Detection of copy number variation and single nucleotide polymorphisms in genes involved in drug resistance and other phenotypic traits in P. falciparum clinical isolates collected from Uganda.
Acta Trop.
Show Abstract
Hide Abstract
There is an increasing interest in mapping the genes of pathogens which underlie important phenotypic traits such as virulence and drug resistance. The Plasmodium falciparum genome exhibits sequence variation that contributes to the pathogenic mechanisms of the parasite. Determining the prevalence of resistance markers could provide a prediction about drug efficacy. Copy number polymorphism (CNP) of genes has been shown to influence important parasite phenotypes. In this work, CNPs within genes involved in drug resistance and other phenotypic traits namely P. falciparum multidrug resistance 1 (pfmdr-1), GTP cyclo hydrolase (gch1), Ring infected erythrocyte surface antigen precursor (resa) and a hypothetical protein coding gene were analyzed by quantitative real time-polymerase reaction (qRT-PCR) among clinical isolates collected from Uganda. The pfmdr-1 codons 86 and 1246 and P. falciparum chloroquine resistance (pfcrt) codon 76 were genotyped for single nucleotide polymorphisms (SNPs) by polymerase chain reaction-restriction fragment length polymorphism (PCR-RFLP), and the proportion of resistance associated mutations were determined among mild and severe malaria cases using the chi-square test. Forty and 42 P. falciparum isolates collected from children with mild and severe malaria respectively were analyzed for CNPs. Seventy five and 81 P. falciparum isolates from children with mild or severe malaria were analyzed for SNPs. No pfmdr-1, gch1 or novel gene amplifications were identified among the P. falciparum clinical isolates.
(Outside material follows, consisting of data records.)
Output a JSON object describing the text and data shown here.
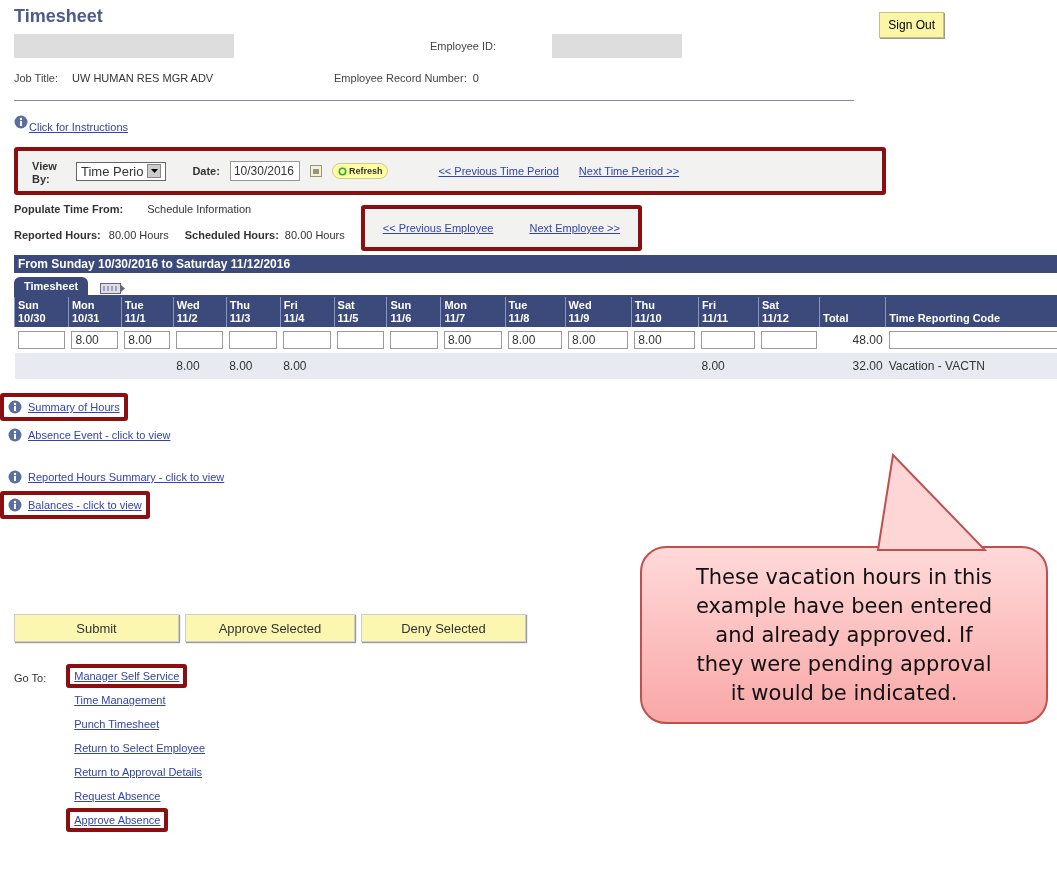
{
  "header": {
    "title": "Timesheet",
    "sign_out": "Sign Out",
    "employee_id_label": "Employee ID:",
    "job_title_label": "Job Title:",
    "job_title": "UW HUMAN RES MGR ADV",
    "record_label": "Employee Record Number:",
    "record_number": "0"
  },
  "instructions_link": "Click for Instructions",
  "view_bar": {
    "highlighted": true,
    "view_label": "View By:",
    "view_value": "Time Perio",
    "date_label": "Date:",
    "date_value": "10/30/2016",
    "refresh": "Refresh",
    "prev": "<< Previous Time Period",
    "next": "Next Time Period >>"
  },
  "populate": {
    "label": "Populate Time From:",
    "value": "Schedule Information"
  },
  "hours": {
    "reported_label": "Reported Hours:",
    "reported": "80.00 Hours",
    "scheduled_label": "Scheduled Hours:",
    "scheduled": "80.00 Hours"
  },
  "employee_nav": {
    "highlighted": true,
    "prev": "<< Previous Employee",
    "next": "Next Employee >>"
  },
  "period_band": "From Sunday 10/30/2016 to Saturday 11/12/2016",
  "tabs": [
    {
      "label": "Timesheet",
      "selected": true
    }
  ],
  "table": {
    "columns": [
      {
        "day": "Sun",
        "date": "10/30"
      },
      {
        "day": "Mon",
        "date": "10/31"
      },
      {
        "day": "Tue",
        "date": "11/1"
      },
      {
        "day": "Wed",
        "date": "11/2"
      },
      {
        "day": "Thu",
        "date": "11/3"
      },
      {
        "day": "Fri",
        "date": "11/4"
      },
      {
        "day": "Sat",
        "date": "11/5"
      },
      {
        "day": "Sun",
        "date": "11/6"
      },
      {
        "day": "Mon",
        "date": "11/7"
      },
      {
        "day": "Tue",
        "date": "11/8"
      },
      {
        "day": "Wed",
        "date": "11/9"
      },
      {
        "day": "Thu",
        "date": "11/10"
      },
      {
        "day": "Fri",
        "date": "11/11"
      },
      {
        "day": "Sat",
        "date": "11/12"
      }
    ],
    "total_header": "Total",
    "code_header": "Time Reporting Code",
    "rows": [
      {
        "kind": "entry",
        "cells": [
          null,
          "8.00",
          "8.00",
          null,
          null,
          null,
          null,
          null,
          "8.00",
          "8.00",
          "8.00",
          "8.00",
          null,
          null
        ],
        "total": "48.00"
      },
      {
        "kind": "reported",
        "cells": [
          null,
          null,
          null,
          "8.00",
          "8.00",
          "8.00",
          null,
          null,
          null,
          null,
          null,
          null,
          "8.00",
          null
        ],
        "total": "32.00",
        "code": "Vacation - VACTN"
      }
    ]
  },
  "info_links": [
    {
      "label": "Summary of Hours",
      "highlighted": true
    },
    {
      "label": "Absence Event - click to view",
      "highlighted": false
    },
    {
      "label": "Reported Hours Summary - click to view",
      "highlighted": false
    },
    {
      "label": "Balances - click to view",
      "highlighted": true
    }
  ],
  "buttons": [
    "Submit",
    "Approve Selected",
    "Deny Selected"
  ],
  "goto": {
    "label": "Go To:",
    "links": [
      {
        "label": "Manager Self Service",
        "highlighted": true
      },
      {
        "label": "Time Management",
        "highlighted": false
      },
      {
        "label": "Punch Timesheet",
        "highlighted": false
      },
      {
        "label": "Return to Select Employee",
        "highlighted": false
      },
      {
        "label": "Return to Approval Details",
        "highlighted": false
      },
      {
        "label": "Request Absence",
        "highlighted": false
      },
      {
        "label": "Approve Absence",
        "highlighted": true
      }
    ]
  },
  "callout": "These vacation hours in this example have been entered and already approved. If they were pending approval it would be indicated."
}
Although chloroquine was officially withdrawn from policy use since 7 years, all P. falciparum isolates presented the associated pfcrt K76T mutation, whatever the clinical status and no specific mutation in the pfmdr-1 gene was associated with disease type. In conclusion, this study provides baseline measures for continued surveillance for changes in copy number and SNP types among genes implicated in drug resistance and other important phenotypes that may have a potential role in parasite virulence mechanisms or drug treatment outcomes.
Related JoVE Video

What is Visualize?

JoVE Visualize is a tool created to match the last 5 years of PubMed publications to methods in JoVE's video library.

How does it work?

We use abstracts found on PubMed and match them to JoVE videos to create a list of 10 to 30 related methods videos.

Video X seems to be unrelated to Abstract Y...

In developing our video relationships, we compare around 5 million PubMed articles to our library of over 4,500 methods videos. In some cases the language used in the PubMed abstracts makes matching that content to a JoVE video difficult. In other cases, there happens not to be any content in our video library that is relevant to the topic of a given abstract. In these cases, our algorithms are trying their best to display videos with relevant content, which can sometimes result in matched videos with only a slight relation.